Here are five ways that I've found to deal with lady bug infestations:
• Vacuum up the beetles with the vacuum cleaner attachment.
This may be somewhat time-consuming but it is a non-toxic and safe method to remove the bugs. As far as I'm concerned, time-consuming doesn't seem so important when thousands of lady beetles are invading my house.
When vacuuming up large numbers of Multi-Colored Asian Lady Beetles, be sure that you don't leave the attachment hose draped across the vacuum cleaner in preparation for the next vacuuming session, otherwise the beetles will soon find their way out of the vacuum bag and will be crawling around the house again. One woman from my hometown says she solves this problem by stuffing a paper towel into the end of the vacuum hose.
• Seal up cracks or spaces around doors and windows, if possible.
Sealing up cracks and spaces will make it more difficult for the beetles to get into the house in the first place. The beetles do not need much space to crawl through. Even a door that fits the frame quite well may still leave enough space to allow the beetles access to your house.
• Spray around door frames and window frames with a bug spray containing pyrethrins or permethrin.
I have discovered that the beetles will avoid crawling across bug spray with pyrethrins or permethrin, or if they do crawl across it, they die in a short while. I don't particularly like to spray bug spray inside my house, but when it's a matter of spraying or letting thousands of lady bugs into the house, spraying seems like the lesser of the two evils. I don't like killing the beetles, either, and would just as soon "live and let live," but I draw the line at a house-full of beetles.
• Use the garden hose to spray the beetles off the side of the house.
In the fall, when the beetles are crawling on the outside of my house by the hundreds of thousands (sometimes it's almost difficult to see what color the house is because there are so many beetles), I take the garden hose and use the sprayer attachment to spray them off the side of the house. To make an impact, this must be done two or three times a day on days when the swarms are active. I have also used an attachment for the garden hose that allows me to spray a soap-and-water mixture on the house.
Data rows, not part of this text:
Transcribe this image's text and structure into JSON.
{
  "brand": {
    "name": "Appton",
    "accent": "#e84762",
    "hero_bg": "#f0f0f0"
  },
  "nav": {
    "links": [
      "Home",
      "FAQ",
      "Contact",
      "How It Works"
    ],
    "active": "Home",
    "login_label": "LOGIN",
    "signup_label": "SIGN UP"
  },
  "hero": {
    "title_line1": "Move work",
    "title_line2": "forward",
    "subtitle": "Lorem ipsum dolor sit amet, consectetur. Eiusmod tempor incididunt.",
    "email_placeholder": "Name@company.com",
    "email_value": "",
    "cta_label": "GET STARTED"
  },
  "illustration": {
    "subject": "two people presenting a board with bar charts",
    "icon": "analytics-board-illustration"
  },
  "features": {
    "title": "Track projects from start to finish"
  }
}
I haven't noticed that a soap solution is really any more effective at knocking the beetles off the house, although the exterior walls are cleaner when I'm finished!
• Learn to tolerate the Multi-Colored Asian Lady Beetles.
I keep telling myself that the Multi-Colored Asian Lady Beetles are swarming around my house because they are only trying to survive the winter — just like all living things try to survive.
In the insect world, the beetles are known as predators because they eat aphids and other plant pests. A few years from now, the beetles may be in a low cycle, and then, perhaps, I will wish there were more of them when the aphids begin attacking crops, gardens and flowering plants. (I still don't want the beetles invading my house by the thousands, though.)
Copyright 2004 LeAnn R. Ralph
LeAnn R. Ralph is the author of the book, *Christmas in Dairyland (True Stories from a Wisconsin Farm)* (trade paperback; August 2003). For more information, visit http://ruralroute2.com